The instabilities of these Arab lands – including illegal migration, the trafficking of people, weapons, or extremist political violence – are immediate dangers to Europe. Across the Atlantic, the United States may feel it has greater safety from further civil explosions in a Libya or an Egypt. But the networks and targets of jihadism remain transnational, and critical US interests in the Middle East, if absent from today’s headlines, are no less real.
It is a difficult moment for the United States and Europe to rededicate themselves to supporting the democratic transitions of Arab states, Greenfield and Hawthorne write. A week of conversations with European officials in Brussels, Rome, Paris and London, made it “abundantly clear to us that European policymakers are just as distressed and feel just as resigned to the troubled fate of the countries as their US counterparts.” European and US observers agree that Tunisia is moving on the right track, but its gains are still tenuous. Libya is a security nightmare, lacking institutions, interlocutors, and indigenous plans even to halt its deterioration. Egypt is in a dangerous authoritarian retrenchment. In Yemen, persistent violence threatens even the modest gains from its recent National Dialogue.

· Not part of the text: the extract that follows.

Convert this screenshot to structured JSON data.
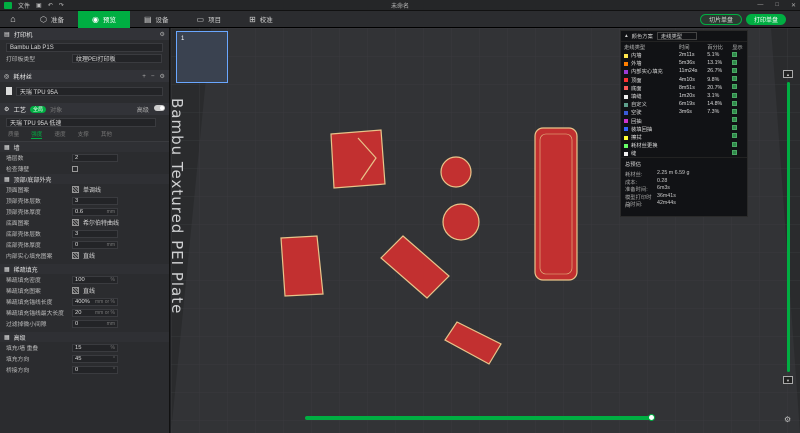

“In the immediate wake of the Arab uprisings, the United States and Europe expressed a newfound acknowledgement that security and democratic development are indeed inextricably linked, yet the difficulty of democratization in the region in the past three years has led many to question this conclusion now,” Greenfield and Hawthorne write. “This would be a mistake. We should not need to learn the lesson twice in fewer than five years that governments that fail to respond to the needs of their citizens or develop inclusive institutions become breeding grounds for instability and discontent that spills over borders.”